Will A Locked Bicycle Make an Honest Person Honest?
Before I talk too much about honesty, I’d like to definite it. According to Wikipedia, Honesty refers to a facet of moral character and connotes positive and virtuous attributes such as integrity, truthfulness, straightforwardness, including straightforwardness of conduct, along with the absence of lying, cheating, theft, etc.
Our debate focused on true examples of honesty and dishonesty. As an example of my definition of honesty, I thought a locked bicycle would keep an honest person honest. This was something I read or heard growing up and still being young and naïve, regurgitated that statement without strong critical thinking.
My friend across the hall adamantly opposed my logic. His thesis was that if one is truly honest, it should make no difference whether a bicycle is locked or unsecured. If you are honest, you don’t touch someone else’s personal property regardless of the situation (unless of course you’re bringing it to the lost and found or trying to find the true owner). Besides bicycles, this approach could apply to unclaimed backpacks, various technology hardware, lost purses or wallets.

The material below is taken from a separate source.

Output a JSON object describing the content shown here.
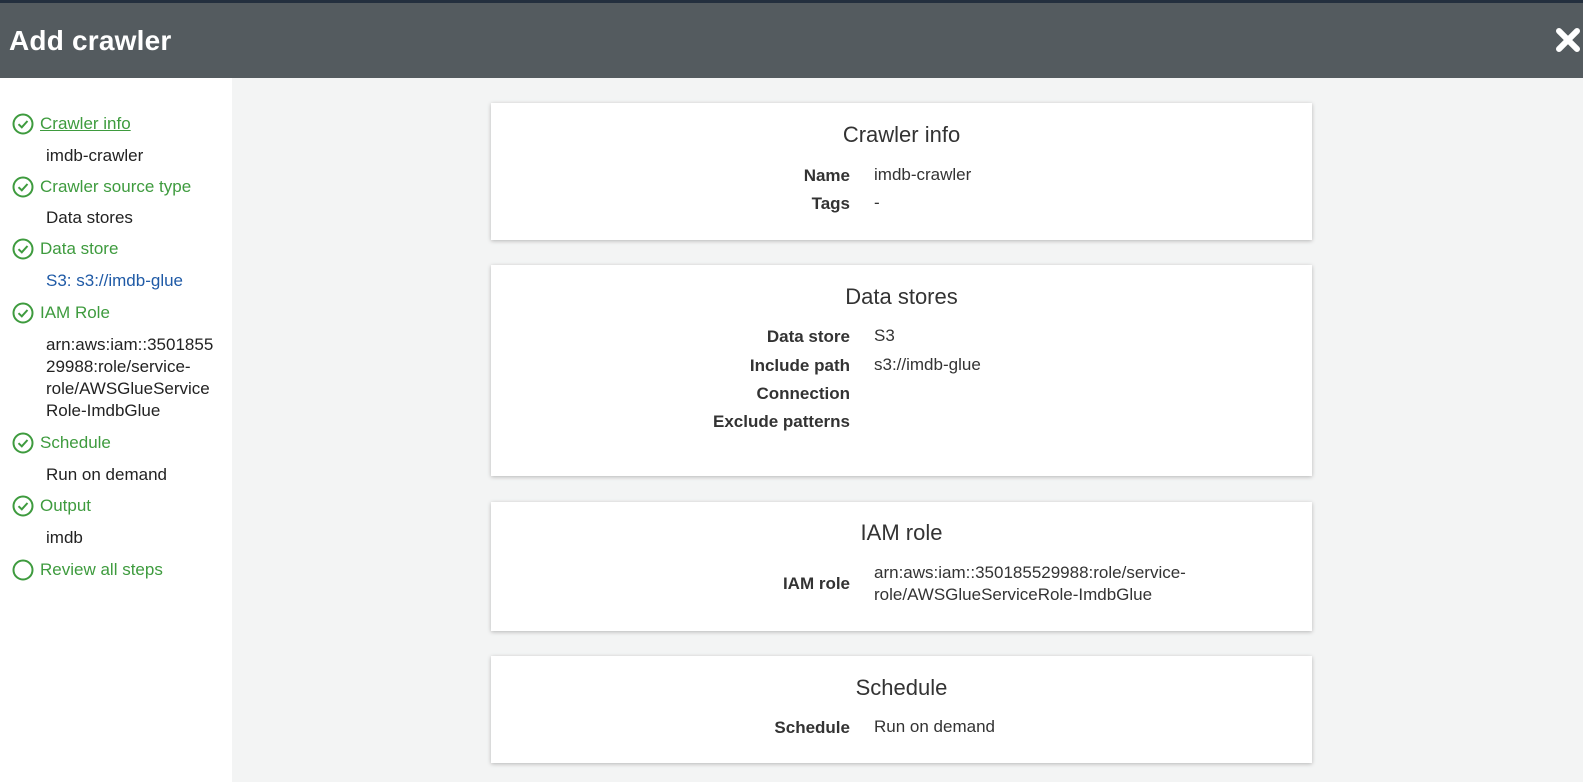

In retrospect, I’m aligned to his thesis that an honest person will not usurp someone else’s property whether it’s secure or not. Being 19 at the time, I wasn’t completely ready to deeply internalize and objectively evaluate his viewpoint on honesty.
Today, I may walk by an unsecured expensive bicycle in a park and think to myself, where is the owner, I could just pedal away on that beauty! That could be the first thing that comes to mind, I could grab this item without any criminal repercussions. If that thought comes to mind, I’d reckon it’s the ID taking control as Freud stated, the ID being the primitive and instinctual part of one’s mind.
Of course, when someone acts upon their devious or unlawful thoughts, it’s lacking integrity if not honesty. Never showing up on the police beat doesn’t mean one is honest, it perhaps means they’re good at their craft or have not yet been caught. I can’t speak for others but I wonder how many upstanding citizens have a quick snapshot about grabbing something of value that’s not theirs. After pushing aside the ID and engaging in rational thought, realize taking something that does not belong to you is not of moral character and would lack integrity, truthfulness and straightforwardness.
Again, I lock my bike or car or secure my wallet (especially in high petty theft places) not to protect myself against the honest individuals, but to protect against the dishonest.